» Action item:
Which lines of the data below hold "screenshot"? Copy each of them.

» The data:

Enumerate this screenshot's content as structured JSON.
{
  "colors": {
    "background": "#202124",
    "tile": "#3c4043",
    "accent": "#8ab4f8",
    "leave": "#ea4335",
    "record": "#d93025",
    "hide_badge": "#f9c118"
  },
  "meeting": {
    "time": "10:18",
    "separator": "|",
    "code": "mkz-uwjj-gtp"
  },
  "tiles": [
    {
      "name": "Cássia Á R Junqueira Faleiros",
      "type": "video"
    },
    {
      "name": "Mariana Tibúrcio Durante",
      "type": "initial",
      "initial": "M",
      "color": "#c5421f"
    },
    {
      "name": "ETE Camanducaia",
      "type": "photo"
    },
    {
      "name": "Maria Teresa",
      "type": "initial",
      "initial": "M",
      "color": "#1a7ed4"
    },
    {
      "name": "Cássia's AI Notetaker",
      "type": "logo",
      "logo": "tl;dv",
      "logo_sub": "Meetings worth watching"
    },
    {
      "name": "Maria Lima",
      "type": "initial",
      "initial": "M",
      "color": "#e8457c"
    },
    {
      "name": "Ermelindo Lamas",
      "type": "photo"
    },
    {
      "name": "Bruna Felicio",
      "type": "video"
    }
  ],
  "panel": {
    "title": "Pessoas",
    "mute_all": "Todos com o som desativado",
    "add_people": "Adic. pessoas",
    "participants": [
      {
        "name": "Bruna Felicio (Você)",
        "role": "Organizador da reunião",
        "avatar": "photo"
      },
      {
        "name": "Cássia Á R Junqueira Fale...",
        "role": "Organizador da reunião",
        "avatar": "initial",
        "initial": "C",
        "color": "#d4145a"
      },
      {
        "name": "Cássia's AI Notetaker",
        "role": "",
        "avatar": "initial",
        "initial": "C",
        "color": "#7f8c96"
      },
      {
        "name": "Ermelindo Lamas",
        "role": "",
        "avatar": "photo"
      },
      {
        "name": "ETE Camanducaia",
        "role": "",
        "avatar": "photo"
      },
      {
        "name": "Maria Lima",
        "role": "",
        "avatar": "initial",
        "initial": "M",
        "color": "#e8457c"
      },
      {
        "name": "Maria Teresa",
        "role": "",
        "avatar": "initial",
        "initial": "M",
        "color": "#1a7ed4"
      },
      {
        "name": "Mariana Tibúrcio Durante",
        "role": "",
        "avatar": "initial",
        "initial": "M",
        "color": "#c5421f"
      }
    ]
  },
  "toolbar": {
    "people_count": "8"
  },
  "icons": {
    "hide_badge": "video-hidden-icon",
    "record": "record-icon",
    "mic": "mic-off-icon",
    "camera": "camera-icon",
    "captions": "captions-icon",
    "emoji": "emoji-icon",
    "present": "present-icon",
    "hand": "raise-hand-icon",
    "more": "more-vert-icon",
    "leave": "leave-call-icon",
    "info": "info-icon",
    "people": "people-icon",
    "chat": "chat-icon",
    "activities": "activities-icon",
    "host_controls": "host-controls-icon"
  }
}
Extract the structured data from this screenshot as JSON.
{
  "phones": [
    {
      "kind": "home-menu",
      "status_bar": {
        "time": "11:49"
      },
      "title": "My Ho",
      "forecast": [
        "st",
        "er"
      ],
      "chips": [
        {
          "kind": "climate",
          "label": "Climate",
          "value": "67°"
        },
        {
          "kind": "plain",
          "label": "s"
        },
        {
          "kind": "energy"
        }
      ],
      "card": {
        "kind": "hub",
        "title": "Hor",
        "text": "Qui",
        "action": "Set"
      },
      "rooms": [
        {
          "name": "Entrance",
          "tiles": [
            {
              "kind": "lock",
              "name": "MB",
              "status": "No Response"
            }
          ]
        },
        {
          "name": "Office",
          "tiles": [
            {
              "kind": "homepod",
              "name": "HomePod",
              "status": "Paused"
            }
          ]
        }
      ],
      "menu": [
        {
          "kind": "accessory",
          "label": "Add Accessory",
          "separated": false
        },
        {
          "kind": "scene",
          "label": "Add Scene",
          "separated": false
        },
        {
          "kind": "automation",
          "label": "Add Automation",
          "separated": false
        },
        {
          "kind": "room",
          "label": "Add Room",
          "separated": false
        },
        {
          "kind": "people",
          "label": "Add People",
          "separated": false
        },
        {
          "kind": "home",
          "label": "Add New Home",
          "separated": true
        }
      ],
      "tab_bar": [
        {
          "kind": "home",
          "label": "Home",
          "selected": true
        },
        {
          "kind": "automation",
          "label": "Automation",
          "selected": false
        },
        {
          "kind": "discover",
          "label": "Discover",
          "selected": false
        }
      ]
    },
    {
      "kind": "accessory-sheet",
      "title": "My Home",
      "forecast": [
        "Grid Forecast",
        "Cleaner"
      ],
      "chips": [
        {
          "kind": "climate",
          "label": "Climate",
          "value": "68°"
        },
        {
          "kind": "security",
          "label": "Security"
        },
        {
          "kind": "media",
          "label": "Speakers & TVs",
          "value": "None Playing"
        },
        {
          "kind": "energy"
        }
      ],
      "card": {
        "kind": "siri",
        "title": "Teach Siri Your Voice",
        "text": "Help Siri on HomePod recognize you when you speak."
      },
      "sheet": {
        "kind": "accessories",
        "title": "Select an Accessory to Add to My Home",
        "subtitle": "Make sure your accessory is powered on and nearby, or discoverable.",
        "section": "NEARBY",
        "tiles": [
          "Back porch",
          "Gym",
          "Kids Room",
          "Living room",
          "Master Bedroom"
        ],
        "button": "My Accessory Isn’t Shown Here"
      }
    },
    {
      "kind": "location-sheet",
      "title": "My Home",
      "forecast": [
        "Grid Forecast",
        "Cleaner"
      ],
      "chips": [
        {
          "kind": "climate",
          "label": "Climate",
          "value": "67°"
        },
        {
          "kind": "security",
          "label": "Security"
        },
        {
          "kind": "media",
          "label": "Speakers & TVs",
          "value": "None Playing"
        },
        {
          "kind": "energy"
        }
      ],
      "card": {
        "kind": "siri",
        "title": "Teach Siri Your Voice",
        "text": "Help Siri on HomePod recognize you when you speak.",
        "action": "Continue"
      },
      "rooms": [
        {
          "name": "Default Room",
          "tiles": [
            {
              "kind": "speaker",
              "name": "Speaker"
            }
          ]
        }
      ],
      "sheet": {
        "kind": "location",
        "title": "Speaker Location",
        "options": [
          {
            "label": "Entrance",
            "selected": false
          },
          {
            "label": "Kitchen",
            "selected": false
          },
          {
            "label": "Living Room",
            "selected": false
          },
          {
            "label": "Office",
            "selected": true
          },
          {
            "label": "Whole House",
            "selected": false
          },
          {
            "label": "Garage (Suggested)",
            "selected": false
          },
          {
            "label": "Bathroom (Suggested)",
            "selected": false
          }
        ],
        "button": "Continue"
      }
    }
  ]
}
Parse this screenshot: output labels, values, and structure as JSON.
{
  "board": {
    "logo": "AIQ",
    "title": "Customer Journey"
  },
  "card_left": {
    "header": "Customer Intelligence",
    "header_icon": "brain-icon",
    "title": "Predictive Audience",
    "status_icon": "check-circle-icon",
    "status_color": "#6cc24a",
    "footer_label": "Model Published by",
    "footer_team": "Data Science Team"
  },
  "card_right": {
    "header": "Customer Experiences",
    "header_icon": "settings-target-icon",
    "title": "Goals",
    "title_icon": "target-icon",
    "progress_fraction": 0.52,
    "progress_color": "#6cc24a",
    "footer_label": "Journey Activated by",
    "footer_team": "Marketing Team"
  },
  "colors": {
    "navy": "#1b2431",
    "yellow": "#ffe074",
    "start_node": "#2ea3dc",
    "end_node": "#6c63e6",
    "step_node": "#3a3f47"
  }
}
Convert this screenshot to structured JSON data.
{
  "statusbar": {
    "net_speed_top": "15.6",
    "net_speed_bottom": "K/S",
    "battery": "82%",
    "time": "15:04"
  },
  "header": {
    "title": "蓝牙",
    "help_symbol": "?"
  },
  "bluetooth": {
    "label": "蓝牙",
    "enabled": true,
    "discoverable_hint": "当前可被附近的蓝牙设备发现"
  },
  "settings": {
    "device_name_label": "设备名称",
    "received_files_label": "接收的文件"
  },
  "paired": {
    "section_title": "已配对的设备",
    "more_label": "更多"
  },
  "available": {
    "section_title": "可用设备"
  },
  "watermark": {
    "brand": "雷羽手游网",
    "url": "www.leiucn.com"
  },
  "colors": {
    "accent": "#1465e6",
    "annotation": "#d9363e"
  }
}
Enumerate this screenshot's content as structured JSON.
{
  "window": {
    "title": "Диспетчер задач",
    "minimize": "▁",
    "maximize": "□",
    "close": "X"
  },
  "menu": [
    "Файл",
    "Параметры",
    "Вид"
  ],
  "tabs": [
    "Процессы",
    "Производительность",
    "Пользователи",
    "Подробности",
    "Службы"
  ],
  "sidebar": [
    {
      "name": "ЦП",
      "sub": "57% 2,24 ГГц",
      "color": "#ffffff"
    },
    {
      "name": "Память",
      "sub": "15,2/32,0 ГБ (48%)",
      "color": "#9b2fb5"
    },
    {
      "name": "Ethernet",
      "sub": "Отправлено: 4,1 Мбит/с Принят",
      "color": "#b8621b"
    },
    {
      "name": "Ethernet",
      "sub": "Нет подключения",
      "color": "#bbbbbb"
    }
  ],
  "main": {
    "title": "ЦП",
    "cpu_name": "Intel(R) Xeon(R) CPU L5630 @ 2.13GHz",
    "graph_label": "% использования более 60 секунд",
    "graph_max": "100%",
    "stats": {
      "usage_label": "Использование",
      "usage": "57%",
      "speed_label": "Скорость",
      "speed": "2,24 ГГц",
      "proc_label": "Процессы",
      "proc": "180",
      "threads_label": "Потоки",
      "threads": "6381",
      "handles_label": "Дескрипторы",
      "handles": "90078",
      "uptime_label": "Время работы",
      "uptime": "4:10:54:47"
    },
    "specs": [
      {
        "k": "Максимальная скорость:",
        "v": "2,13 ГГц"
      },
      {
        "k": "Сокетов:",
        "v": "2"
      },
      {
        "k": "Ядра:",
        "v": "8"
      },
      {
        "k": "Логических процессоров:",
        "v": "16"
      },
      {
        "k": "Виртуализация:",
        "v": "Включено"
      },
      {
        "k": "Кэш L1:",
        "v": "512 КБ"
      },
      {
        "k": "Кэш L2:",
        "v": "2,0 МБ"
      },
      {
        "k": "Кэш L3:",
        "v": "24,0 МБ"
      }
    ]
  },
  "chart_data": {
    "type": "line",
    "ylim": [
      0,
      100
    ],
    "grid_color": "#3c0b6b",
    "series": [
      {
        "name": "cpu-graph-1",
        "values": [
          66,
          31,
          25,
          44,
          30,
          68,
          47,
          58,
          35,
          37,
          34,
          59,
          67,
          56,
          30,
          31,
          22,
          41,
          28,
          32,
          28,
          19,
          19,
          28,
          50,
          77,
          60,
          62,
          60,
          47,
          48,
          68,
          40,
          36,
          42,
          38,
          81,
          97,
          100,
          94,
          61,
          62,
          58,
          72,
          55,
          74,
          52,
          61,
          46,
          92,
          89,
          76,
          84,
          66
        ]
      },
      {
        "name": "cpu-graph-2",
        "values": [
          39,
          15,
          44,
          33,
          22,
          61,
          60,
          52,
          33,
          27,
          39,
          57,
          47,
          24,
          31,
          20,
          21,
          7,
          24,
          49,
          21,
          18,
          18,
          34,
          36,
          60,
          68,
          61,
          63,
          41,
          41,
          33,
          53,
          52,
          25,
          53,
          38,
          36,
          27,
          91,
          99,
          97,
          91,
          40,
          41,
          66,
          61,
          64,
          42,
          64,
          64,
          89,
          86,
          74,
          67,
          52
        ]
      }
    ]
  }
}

» Response:
Enumerate this screenshot's content as structured JSON.
Extract the structured data from this screenshot as JSON.
Parse this screenshot: output labels, values, and structure as JSON.
Convert this screenshot to structured JSON data.
Enumerate this screenshot's content as structured JSON.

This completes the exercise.